The answer must be every line of the records in which the string "title" appears.

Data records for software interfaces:
--

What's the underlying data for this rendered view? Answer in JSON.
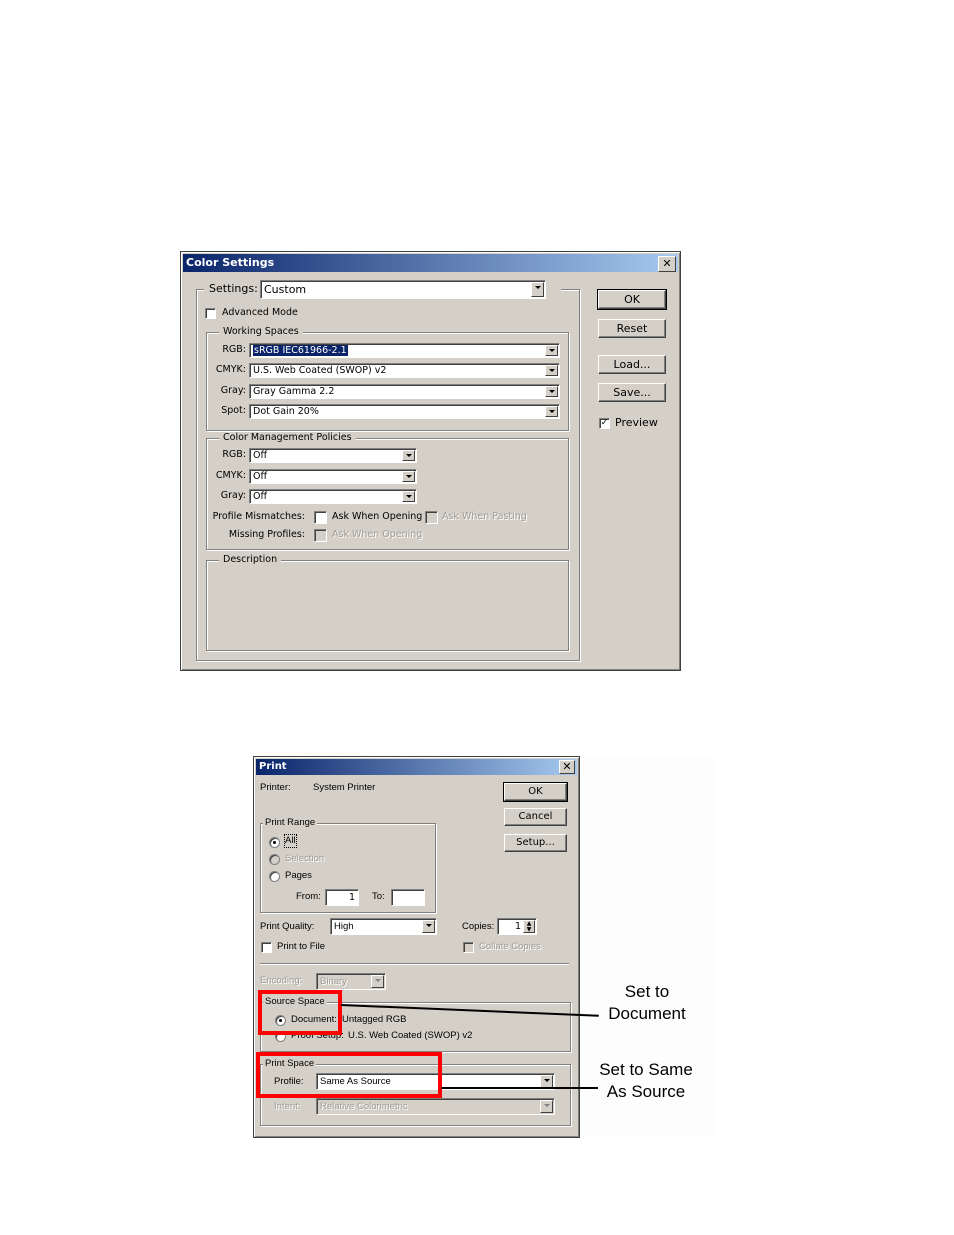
{
  "color_settings": {
    "title": "Color Settings",
    "settings_label": "Settings:",
    "settings_value": "Custom",
    "advanced_mode_label": "Advanced Mode",
    "advanced_mode_checked": false,
    "working_spaces": {
      "title": "Working Spaces",
      "rows": [
        {
          "label": "RGB:",
          "value": "sRGB IEC61966-2.1",
          "selected": true
        },
        {
          "label": "CMYK:",
          "value": "U.S. Web Coated (SWOP) v2"
        },
        {
          "label": "Gray:",
          "value": "Gray Gamma 2.2"
        },
        {
          "label": "Spot:",
          "value": "Dot Gain 20%"
        }
      ]
    },
    "policies": {
      "title": "Color Management Policies",
      "rows": [
        {
          "label": "RGB:",
          "value": "Off"
        },
        {
          "label": "CMYK:",
          "value": "Off"
        },
        {
          "label": "Gray:",
          "value": "Off"
        }
      ],
      "profile_mismatches_label": "Profile Mismatches:",
      "ask_when_opening": "Ask When Opening",
      "ask_when_pasting": "Ask When Pasting",
      "missing_profiles_label": "Missing Profiles:",
      "missing_ask_when_opening": "Ask When Opening"
    },
    "description": {
      "title": "Description",
      "text": ""
    },
    "buttons": {
      "ok": "OK",
      "reset": "Reset",
      "load": "Load...",
      "save": "Save..."
    },
    "preview_label": "Preview",
    "preview_checked": true
  },
  "print": {
    "title": "Print",
    "printer_label": "Printer:",
    "printer_value": "System Printer",
    "buttons": {
      "ok": "OK",
      "cancel": "Cancel",
      "setup": "Setup..."
    },
    "print_range": {
      "title": "Print Range",
      "all": "All",
      "selection": "Selection",
      "pages": "Pages",
      "from_label": "From:",
      "from_value": "1",
      "to_label": "To:",
      "to_value": ""
    },
    "print_quality_label": "Print Quality:",
    "print_quality_value": "High",
    "copies_label": "Copies:",
    "copies_value": "1",
    "print_to_file": "Print to File",
    "collate_copies": "Collate Copies",
    "encoding_label": "Encoding:",
    "encoding_value": "Binary",
    "source_space": {
      "title": "Source Space",
      "document_label": "Document:",
      "document_value": "Untagged RGB",
      "proof_label": "Proof Setup:",
      "proof_value": "U.S. Web Coated (SWOP) v2"
    },
    "print_space": {
      "title": "Print Space",
      "profile_label": "Profile:",
      "profile_value": "Same As Source",
      "intent_label": "Intent:",
      "intent_value": "Relative Colorimetric"
    }
  },
  "annotations": {
    "highlight_color": "#ff0000",
    "source_callout": "Set to Document",
    "print_callout": "Set to Same As Source"
  }
}
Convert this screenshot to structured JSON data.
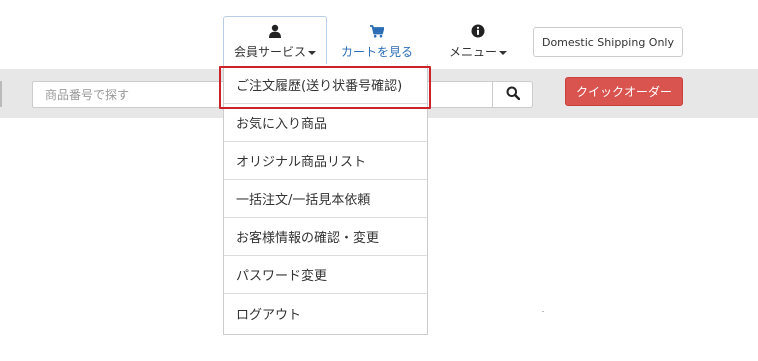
{
  "nav": {
    "member_label": "会員サービス",
    "cart_label": "カートを見る",
    "menu_label": "メニュー",
    "domestic_label": "Domestic Shipping Only"
  },
  "search": {
    "placeholder": "商品番号で探す",
    "quick_order_label": "クイックオーダー"
  },
  "dropdown": {
    "items": [
      {
        "label": "ご注文履歴(送り状番号確認)"
      },
      {
        "label": "お気に入り商品"
      },
      {
        "label": "オリジナル商品リスト"
      },
      {
        "label": "一括注文/一括見本依頼"
      },
      {
        "label": "お客様情報の確認・変更"
      },
      {
        "label": "パスワード変更"
      },
      {
        "label": "ログアウト"
      }
    ]
  },
  "colors": {
    "highlight_border": "#cc2229",
    "cart_blue": "#2a6db5",
    "quick_order_red": "#d9534f",
    "band_gray": "#e7e7e7"
  },
  "icons": {
    "member": "user-icon",
    "cart": "cart-icon",
    "menu": "info-icon",
    "search": "search-icon"
  }
}
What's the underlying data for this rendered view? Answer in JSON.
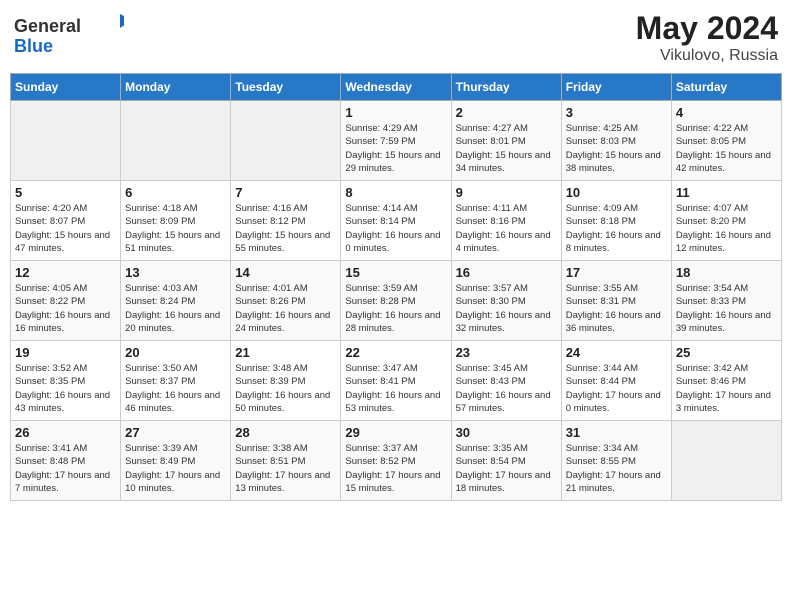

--

▶ [Your solution]:
    "title": "Color Settings",
      "title": "Working Spaces",
      "title": "Color Management Policies",
      "title": "Description",
    "title": "Print",
      "title": "Print Range",
      "title": "Source Space",
      "title": "Print Space",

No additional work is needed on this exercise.